During WWII, as the Nazi Troops advanced, the Soviet curators in Peterhof tried to save some of the valuable and priceless piece of art and statuary. They even buried some of the fountains before the Nazi’s arrived, but all these efforts were useless, as the Nazi Troops overtook the city, including Peterhof, and help it from 1941 to 1944. Palaces were burned down, mines were set under the Hermitage, the gardens were shelled and burned, and the fountains were a source of target practice. There was an estimated 34,000 pieces of Russian art that was destroyed. All in all, Peterhof was completely demolished.

After the war ended, the task became figuring out how to rebuild the ravaged nation. Reconstructing Peterhof would be an enormous, daunting, and expensive task. Most of the money came from Germany, in the form of war damage reparation. Peterhof first reopened in 1952, even though it was nowhere near being completely repaired. Reconstruction was so slow, because precise attention was given to each detail. The outdoor fountain actually did not begin running until 1996. Since then, there have been thousands of visitors from all over the world to be inspired by these magnificent fountains!

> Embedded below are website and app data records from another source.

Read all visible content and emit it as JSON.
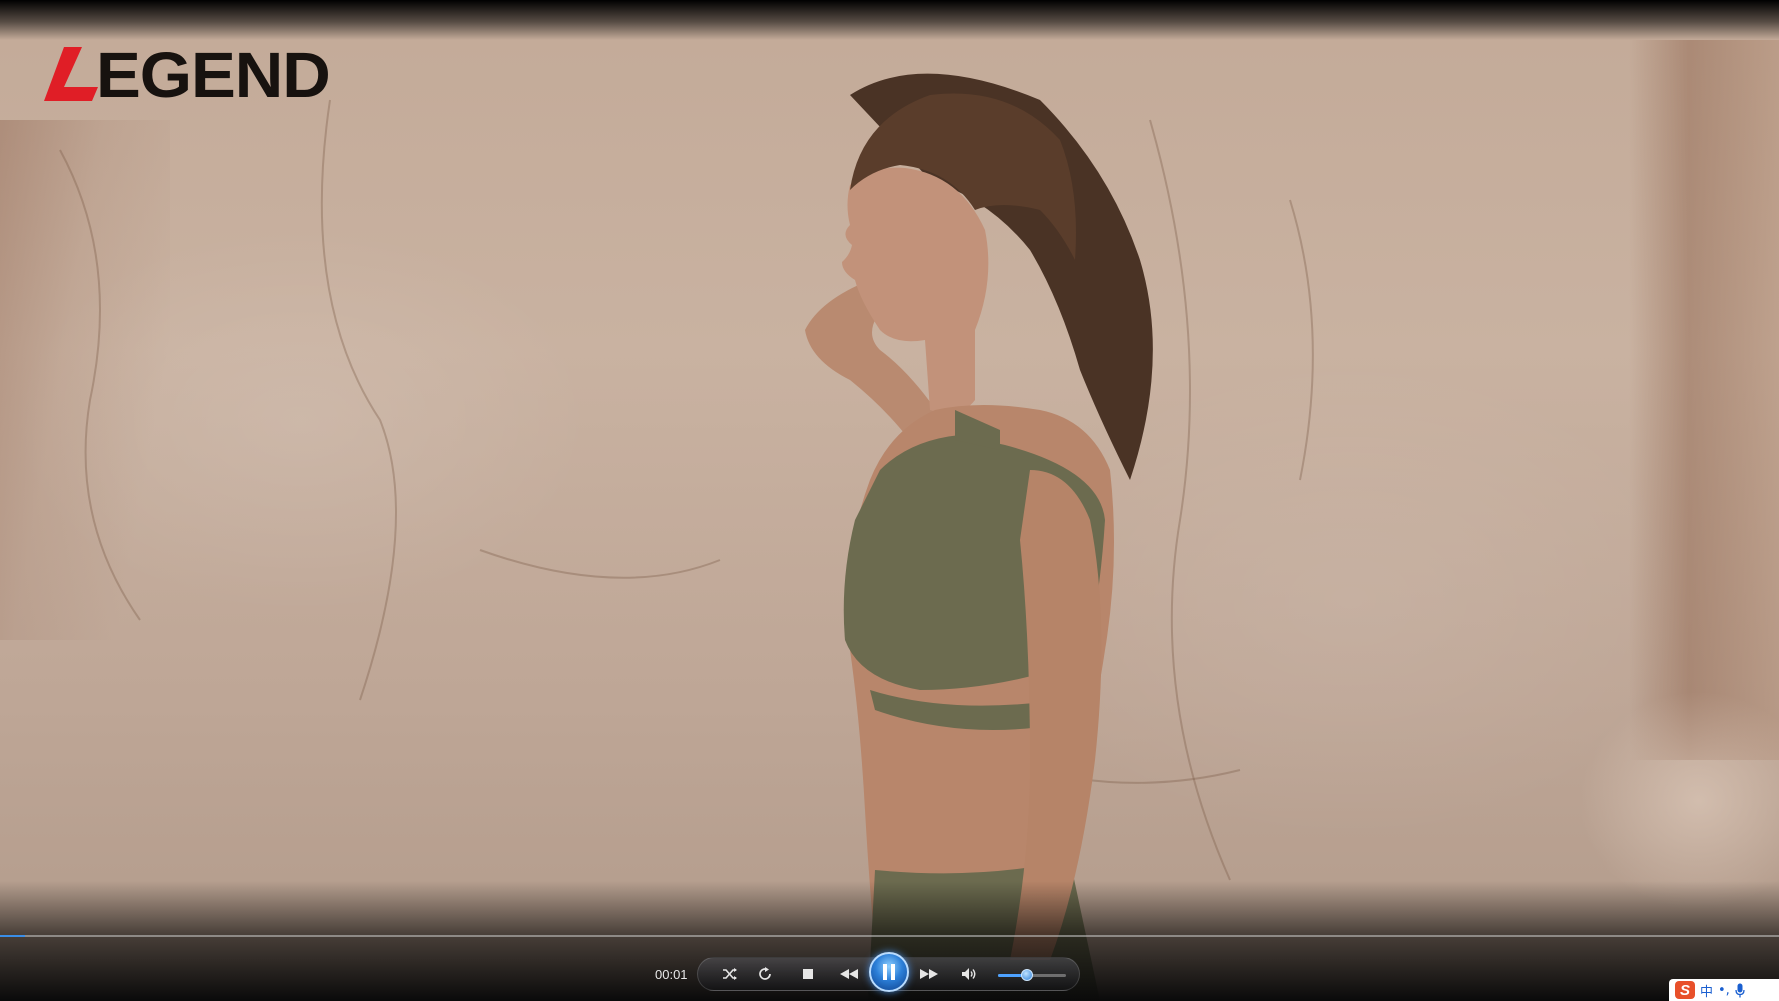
{
  "logo": {
    "text": "EGEND",
    "mark_color": "#e01e26",
    "text_color": "#17120f"
  },
  "player": {
    "time_elapsed": "00:01",
    "progress": 0.014,
    "volume": 0.42,
    "state": "playing",
    "accent_color": "#2c7fd8",
    "controls": [
      {
        "name": "shuffle-icon"
      },
      {
        "name": "repeat-icon"
      },
      {
        "name": "stop-icon"
      },
      {
        "name": "rewind-icon"
      },
      {
        "name": "pause-icon"
      },
      {
        "name": "fast-forward-icon"
      },
      {
        "name": "volume-icon"
      }
    ]
  },
  "ime": {
    "logo": "S",
    "lang": "中",
    "punct": "•,",
    "icons": [
      "sogou-icon",
      "microphone-icon"
    ]
  }
}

Many of the original artworks, that were saved, are still in hiding, with detailed art restoration taking place behind the scenes. Some of the unrecoverable pieces have even been restored. The current technologies available to us, nearly 60 years later have allowed for this kind of immense restoration. Today, Peterhof has been restored to its former glory, with tended gardens, and replicas of the statues that once stood inside!

Peterhof is a testament to the water that Peter the Great loved so dearly. The power of the water is symbolized in his waterfalls and fountains. It is the charm of Peterhof that lured millions to the Baltic. Peterhof represents the power of humanity, the ability of the human spirit to persevere anything. Peterhof, the beautiful palace, created from the muddy mountainside, destroyed by a war, and rebuilt to its previous glory, is a testament to the power and capabilities of humans.